- The length of our exhale and inhale represents how much life force we give to people and the environment around us and how much we receive from them. Going to equal length of inhale and exhale brings balance into our lives. Longer inhale energies us, longer exhale relaxes us.
- The first step in healing is knowing that we are whole and complete, and our body can heal itself, and once we get out of the way, the way is shown. all what we need to know and do is revealed to us.
In day four, we did a recap of all the exercises that we did the last three days. Also, Amit reminded us of the positive power of gratitude, especially before we go to sleep, as a preparation to the subconscious to show what’s positive during sleep, in addition to the forgiveness meditation and the intentional relaxation of all parts of the body.

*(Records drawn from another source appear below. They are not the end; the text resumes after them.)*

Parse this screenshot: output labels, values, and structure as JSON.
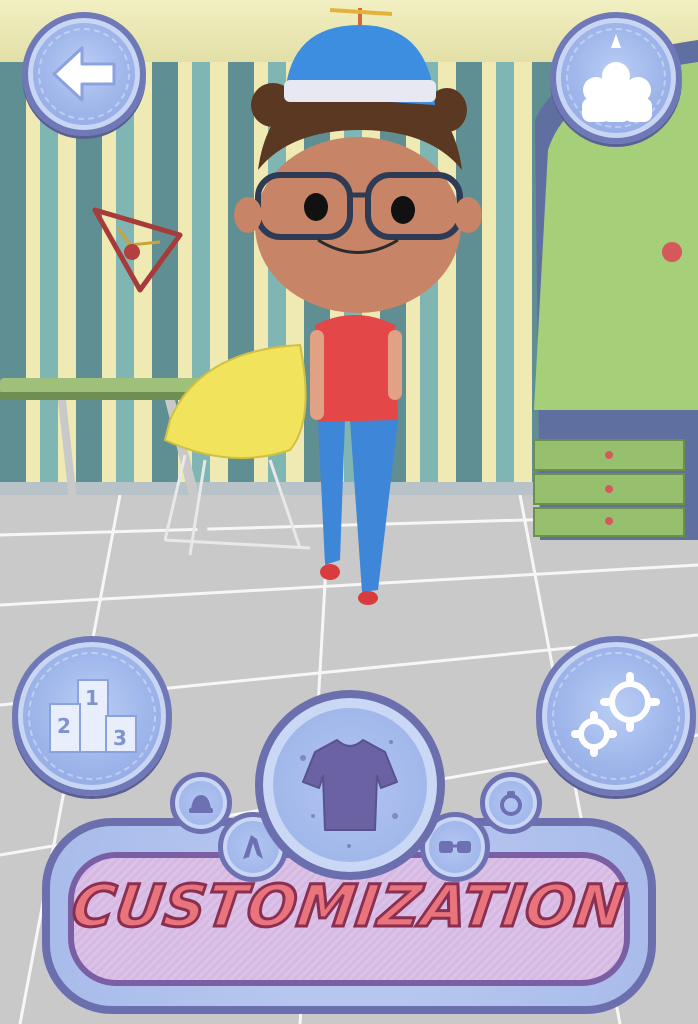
{
  "screen": {
    "title": "CUSTOMIZATION"
  },
  "buttons": {
    "back": {
      "icon": "back-arrow-icon"
    },
    "pets": {
      "icon": "pets-icon"
    },
    "leaderboard": {
      "icon": "podium-icon",
      "places": [
        "1",
        "2",
        "3"
      ]
    },
    "settings": {
      "icon": "gears-icon"
    },
    "customization": {
      "icon": "tshirt-icon"
    },
    "sub_icons": [
      "hat-icon",
      "hair-icon",
      "glasses-icon",
      "bow-icon"
    ]
  },
  "colors": {
    "button_fill": "#9db4ea",
    "button_border": "#6f79b8",
    "title_fill": "#e9747b",
    "title_stroke": "#8a2f52"
  }
}
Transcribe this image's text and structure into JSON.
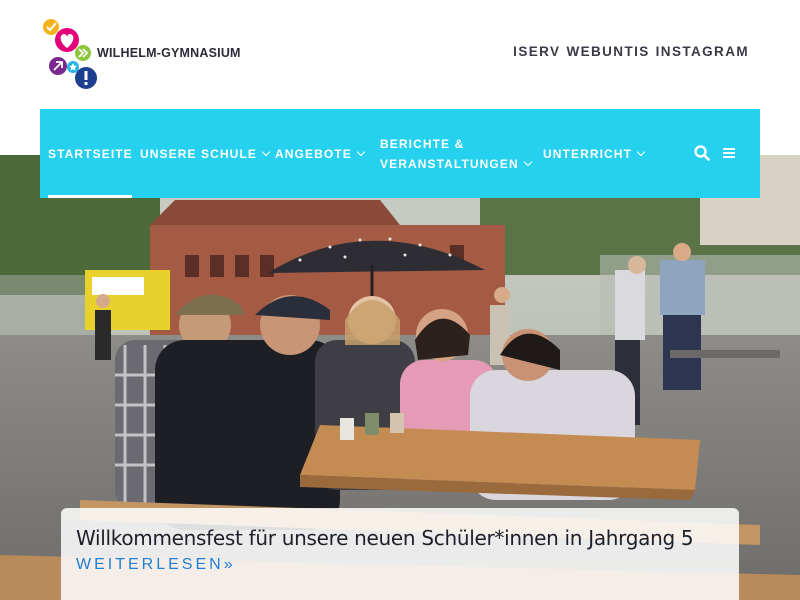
{
  "site": {
    "logo_text": "WILHELM-GYMNASIUM"
  },
  "top_links": [
    {
      "label": "ISERV"
    },
    {
      "label": "WEBUNTIS"
    },
    {
      "label": "INSTAGRAM"
    }
  ],
  "nav": {
    "items": [
      {
        "label": "STARTSEITE",
        "has_dropdown": false,
        "active": true
      },
      {
        "label": "UNSERE SCHULE",
        "has_dropdown": true
      },
      {
        "label": "ANGEBOTE",
        "has_dropdown": true
      },
      {
        "label_line1": "BERICHTE &",
        "label_line2": "VERANSTALTUNGEN",
        "has_dropdown": true
      },
      {
        "label": "UNTERRICHT",
        "has_dropdown": true
      }
    ],
    "icons": [
      "search-icon",
      "menu-icon"
    ]
  },
  "hero": {
    "caption_title": "Willkommensfest für unsere neuen Schüler*innen in Jahrgang 5",
    "read_more": "WEITERLESEN»"
  },
  "colors": {
    "nav_bg": "#26d0ef",
    "link_blue": "#1e7fd8",
    "text_dark": "#1f1f2a"
  }
}
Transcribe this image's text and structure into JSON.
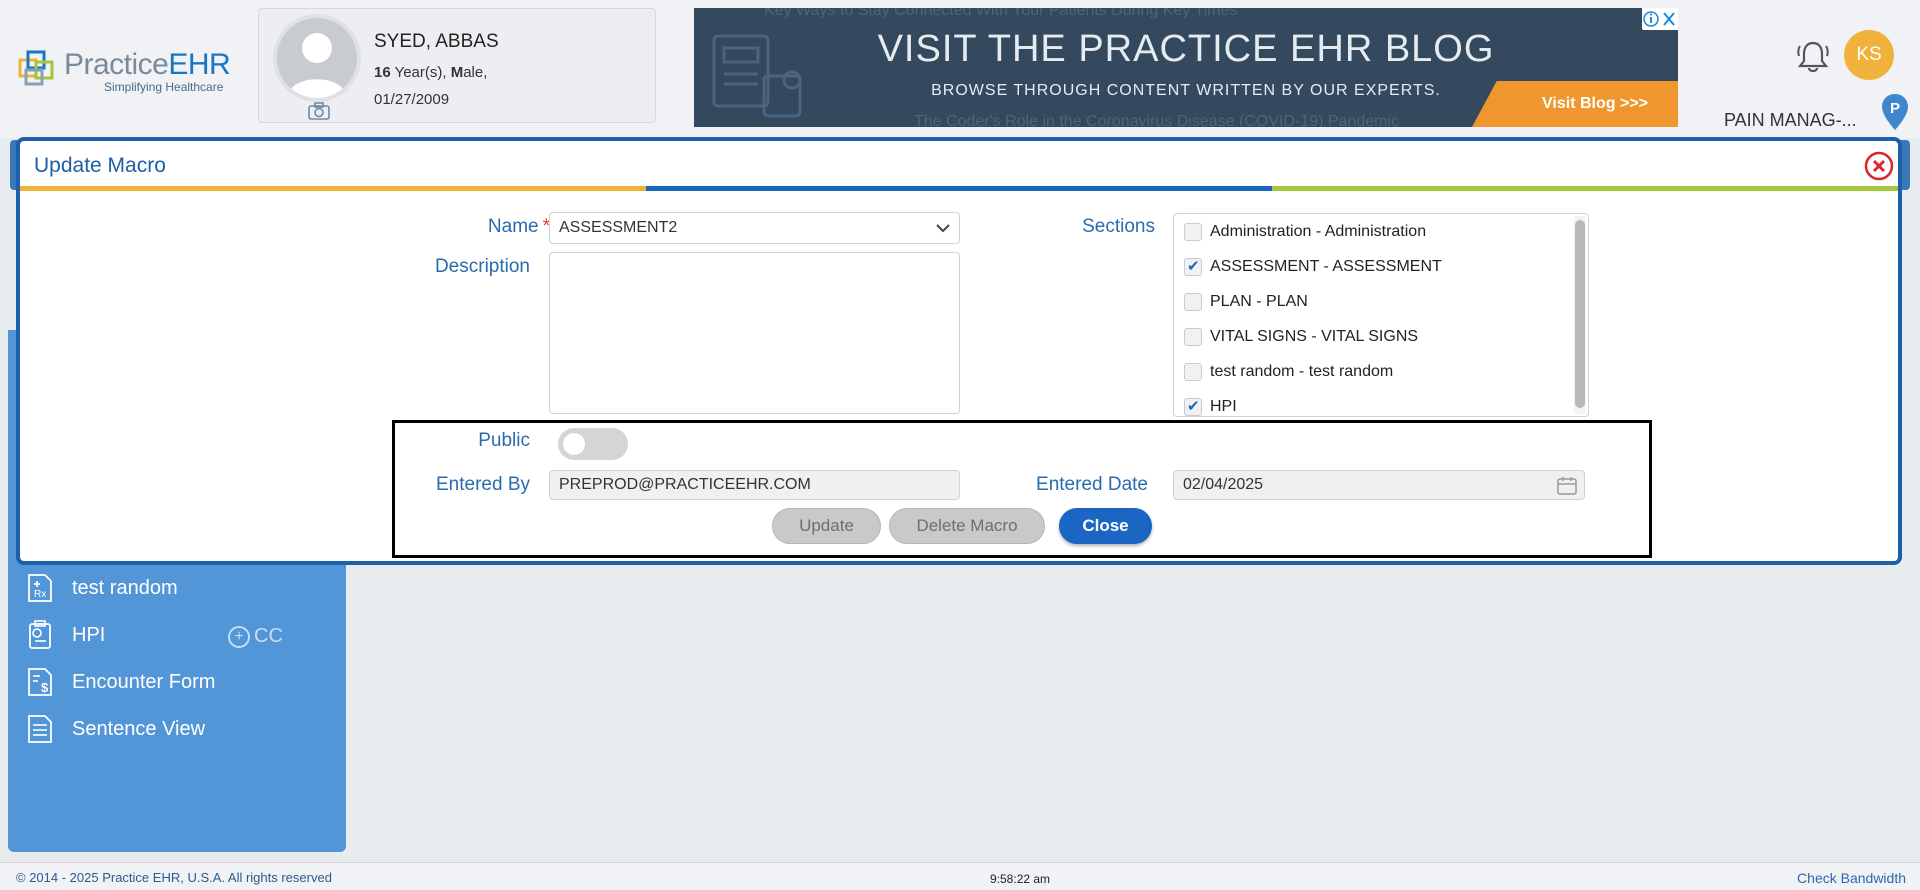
{
  "header": {
    "logo_word_1": "Practice",
    "logo_word_2": "EHR",
    "logo_tagline": "Simplifying Healthcare",
    "patient": {
      "name": "SYED, ABBAS",
      "age_num": "16",
      "age_unit": " Year(s), ",
      "sex_initial": "M",
      "sex_rest": "ale,",
      "dob": "01/27/2009"
    },
    "ad": {
      "bg_text_1": "Key Ways to Stay Connected With Your Patients During Key Times",
      "bg_text_2": "The Coder's Role in the Coronavirus Disease (COVID-19) Pandemic",
      "title": "VISIT THE PRACTICE EHR BLOG",
      "subtitle": "BROWSE THROUGH CONTENT WRITTEN BY OUR EXPERTS.",
      "cta": "Visit Blog >>>"
    },
    "user_initials": "KS",
    "practice_name": "PAIN MANAG-...",
    "location_pin_letter": "P"
  },
  "left_panel": {
    "items": [
      {
        "label": "test random",
        "icon": "rx-document-icon"
      },
      {
        "label": "HPI",
        "icon": "clock-document-icon"
      },
      {
        "label": "Encounter Form",
        "icon": "dollar-document-icon"
      },
      {
        "label": "Sentence View",
        "icon": "document-icon"
      }
    ],
    "cc_label": "CC"
  },
  "modal": {
    "title": "Update Macro",
    "strip_colors": [
      "#f0b23a",
      "#1a66c2",
      "#a5c639"
    ],
    "name_label": "Name",
    "required_mark": "*",
    "name_value": "ASSESSMENT2",
    "description_label": "Description",
    "description_value": "",
    "sections_label": "Sections",
    "sections": [
      {
        "label": "Administration - Administration",
        "checked": false
      },
      {
        "label": "ASSESSMENT - ASSESSMENT",
        "checked": true
      },
      {
        "label": "PLAN - PLAN",
        "checked": false
      },
      {
        "label": "VITAL SIGNS - VITAL SIGNS",
        "checked": false
      },
      {
        "label": "test random - test random",
        "checked": false
      },
      {
        "label": "HPI",
        "checked": true
      }
    ],
    "public_label": "Public",
    "public_on": false,
    "entered_by_label": "Entered By",
    "entered_by_value": "PREPROD@PRACTICEEHR.COM",
    "entered_date_label": "Entered Date",
    "entered_date_value": "02/04/2025",
    "buttons": {
      "update": "Update",
      "delete": "Delete Macro",
      "close": "Close"
    }
  },
  "footer": {
    "copyright": "© 2014 - 2025 Practice EHR, U.S.A. All rights reserved",
    "clock": "9:58:22 am",
    "bandwidth": "Check Bandwidth"
  }
}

When it comes to choosing the right practice, there is no size-fits-all. On the spiritual path, there is no rule. Each individual picks and chooses what is suitable based on what the inner guide is informing us. We have to trust our inner guide and fearlessly follow it.
“Simple daily practices, trusting in me and following the Divine guide within.”
“Yes,as well as gave me an understanding of appreciation for techniques that I have been taught before and a love again of Hong Sau. So simple, so pure, so sweet.”
“Knowledge Applying to daily life.”
“It gave me a good overview of the different techniques and most importantly I got a new guiding friend who makes me more aware of the presence and my emotions: my breath.”
“Now I know what kind of breathing exercise to take up for energizing as well as relaxation.”
“Please do organise follow up sessions and next level breathwork so that we remain inspired.”
“Could breathe consciously these four days. Hope to continue.”
“Yes. I was inspired to do the daily practices.”
What did you enjoy the most in the workshop?
“His solid and peaceful presence and his clear and very good pronunciation which made listening to
him a joy, -- as a Dutch (non-native) listener.”
“Everything, – the practice was great.
“Walking and Hong Sau meditation.”
“The group collective exercises in real-time.”
“Meditations and mudras.”
“Morning and night practice rituals, Hong Sau, equalizing the breath, walking meditation (which I used to do when I'm having long phone calls), throat breathing.”
“Not to be attached with the practices, equal breath (Samata), meaning of Mudras.”
“Hong Sau, new understanding of the why and how in madras, and more focus on breath, even while walking. I have also been taught the 1 inhale, 4 hold, 2 out breath by a living Saint and will work with that. I also rediscovered a recent love of jogging and connection to the breath. I was doing that recently before this class - all perfect timing.”
“Conscious breathing… helps in treatment for all the ailments.”